◆ **PROBLEM STATEMENT**
Show all lines of the entries in which the word "name" is found.

◆ **DATA TO EXAMINE**
****
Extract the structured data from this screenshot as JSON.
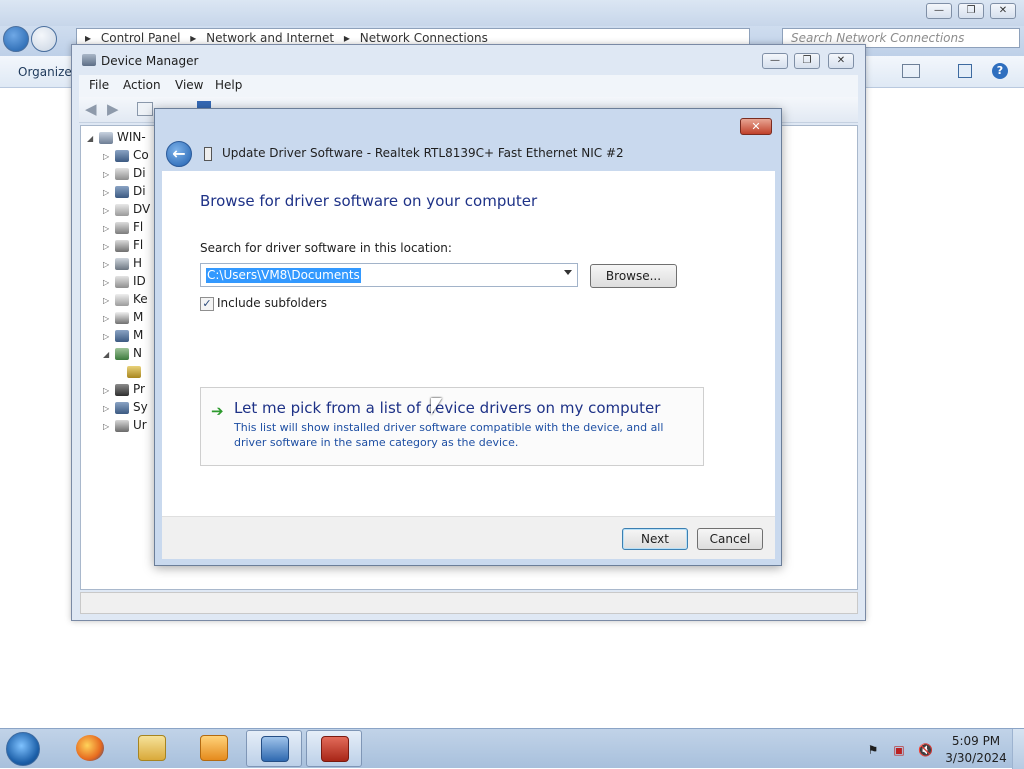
{
  "explorer": {
    "breadcrumb": [
      "Control Panel",
      "Network and Internet",
      "Network Connections"
    ],
    "search_placeholder": "Search Network Connections",
    "toolbar": {
      "organize_label": "Organize"
    }
  },
  "device_manager": {
    "title": "Device Manager",
    "menu": [
      "File",
      "Action",
      "View",
      "Help"
    ],
    "tree_root": "WIN-",
    "tree_items": [
      "Co",
      "Di",
      "Di",
      "DV",
      "Fl",
      "Fl",
      "H",
      "ID",
      "Ke",
      "M",
      "M",
      "N",
      "",
      "Pr",
      "Sy",
      "Ur"
    ]
  },
  "dialog": {
    "title": "Update Driver Software - Realtek RTL8139C+ Fast Ethernet NIC #2",
    "heading": "Browse for driver software on your computer",
    "search_label": "Search for driver software in this location:",
    "path_value": "C:\\Users\\VM8\\Documents",
    "browse_label": "Browse...",
    "include_subfolders_label": "Include subfolders",
    "include_subfolders_checked": true,
    "pick_title": "Let me pick from a list of device drivers on my computer",
    "pick_desc": "This list will show installed driver software compatible with the device, and all driver software in the same category as the device.",
    "next_label": "Next",
    "cancel_label": "Cancel",
    "close_glyph": "✕"
  },
  "taskbar": {
    "apps": [
      {
        "name": "firefox",
        "color": "#e66a1f"
      },
      {
        "name": "explorer",
        "color": "#e8c25a"
      },
      {
        "name": "media-player",
        "color": "#f0a030"
      },
      {
        "name": "network-connections",
        "color": "#3e7cc0"
      },
      {
        "name": "device-manager",
        "color": "#c0392b"
      }
    ],
    "clock_time": "5:09 PM",
    "clock_date": "3/30/2024"
  },
  "colors": {
    "heading_blue": "#1e3287",
    "selection_blue": "#3399ff",
    "link_green": "#2d9a2d"
  }
}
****
◆ **TASK RESULT**
        "name": "firefox",
        "name": "explorer",
        "name": "media-player",
        "name": "network-connections",
        "name": "device-manager",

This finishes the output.